A month before, Southwest had defeated Edina 3-1 at a packed Braemar Arena for the Hornets’ only loss of the season. Believing themselves a worthy state champion, the Indians, as they were known then, fell in the consolation final. Several hours later, Shelstad watched Edina become just the second metro-area team, and first from a suburb, to win a state tournament in the event’s first quarter-century.
“But what I didn’t realize is that I would have a chance a year later to do something about it,” Shelstad said.
Revenge, and Southwest's chance at making its own state history, would have to come at the 1970 state tournament. For the first time in three seasons, Edina and Southwest did not play a nonconference game. Located only three miles apart, the schools had met in each of the previous two seasons, with Southwest winning both times.
“The rumor was that Edina opted not to play us that year because we were supposed to be down,” Southwest defenseman John Taft said.
Part of Taft’s point is true. Washburn and Roosevelt were the only Minneapolis teams in the Minneapolis Tribune top-15 preseason rankings. However, it’s also true that the Minneapolis City Conference schedule expanded from 10 to 15 required conference games, leaving fewer opportunities to play outsiders.
“We take a certain amount of pride that we are, and most likely will be, the only Minneapolis team to win it.”
Defeating Edina 50 years ago, players recalled, was not about city underdogs vs. suburban privilege.
“Southwest was a fairly affluent community in Minneapolis,” Shelstad said. “It wasn’t like we were blue-collar, lunch-pail kids.”
Star Edina forward Bruce Carlson said, “I felt like the Southwest neighborhood was an extension of where I grew up in Morningside.”

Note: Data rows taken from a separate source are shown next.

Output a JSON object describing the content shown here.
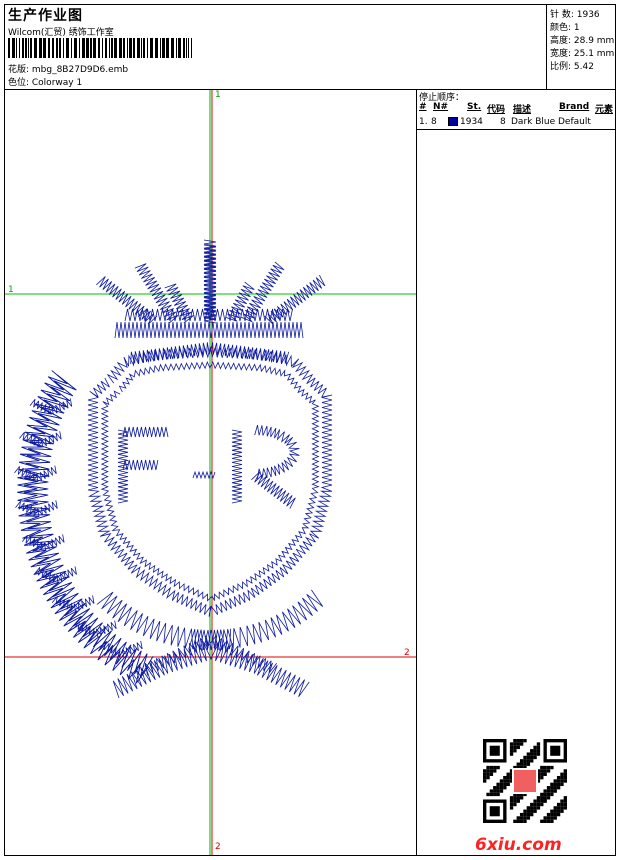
{
  "header": {
    "title": "生产作业图",
    "studio": "Wilcom(汇贸) 绣饰工作室",
    "pattern_label": "花版: mbg_8B27D9D6.emb",
    "colorway_label": "色位:  Colorway 1"
  },
  "stats": {
    "stitches": "针 数: 1936",
    "colors": "颜色: 1",
    "height": "高度: 28.9 mm",
    "width": "宽度: 25.1 mm",
    "scale": "比例: 5.42"
  },
  "stop_sequence": {
    "title": "停止顺序：",
    "columns": [
      "#",
      "N#",
      "St.",
      "代码",
      "描述",
      "Brand",
      "元素"
    ],
    "rows": [
      {
        "idx": "1.",
        "needle": "8",
        "stitches": "1934",
        "code": "8",
        "description": "Dark Blue",
        "brand": "Default",
        "color": "#0000a0"
      }
    ]
  },
  "guides": {
    "top_marker": "1",
    "left_marker": "1",
    "right_marker": "2",
    "bottom_marker": "2"
  },
  "design": {
    "letters": "F-R",
    "thread_color": "#0d1aa0"
  },
  "watermark": {
    "logo_text": "6xiu.com"
  }
}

Both teams entered the 1970 state tournament undefeated and kept winning to set the first all-metro area championship game since 1955. The Minneapolis Star’s headline in Saturday’s afternoon edition: “50th and France — state title crossroad.”
The article by Jim Kaplan mentioned a successful petition by Southwest students to get a pro-Edina banner removed from a gas station on the Edina side of the intersection.
The game, once again at Met Center in Bloomington, exceeded expectations. No goals were scored in regulation, though Carlson failed to get good wood on a fluttering rebound of Bobby Krieger’s shot in the closing seconds.
In overtime, Southwest defenseman Bob Lundeen sent a shot toward the net and the puck deflected off Bill Shaw’s chest past Edina goalie Larry Thayer. Southwest, with Shelstad stopping all 22 shots he faced, handed Edina its first loss since that 3-1 setback at home in January 1969.
Shelstad, along with Southwest teammate Doug Falls and Edina’s Carlson, helped the Gophers win the 1974 NCAA championship. For Shelstad, winning the 1970 state title was a bigger deal. He and Falls would remind Carlson as much.
“They would always needle me about beating us,” Carlson said. “It always smarted to lose that game, and I had to live with it for another four years.”
Carlson later coached his daughter on an Edina girls’ youth hockey team, along with Taft and Thayer. After winning the 1977 NCAA title with Wisconsin and embarking on a six-year professional career, Taft returned to the Twin Cities, grudgingly accepting his wife’s desire to buy a house in Edina.
“I became a ‘cake eater’ that day,” said Taft, whose son, Charlie, won the 2010 Class 2A hockey state title with the Hornets.
It’s hard to believe now, but in 1970, the Minneapolis City Conference boasted 11 hockey teams. Fifty years later, one combined hockey team represents all seven of the city's remaining public high schools.
“We take a certain amount of pride that we are, and most likely will be, the only Minneapolis team to win it,” Shelstad said.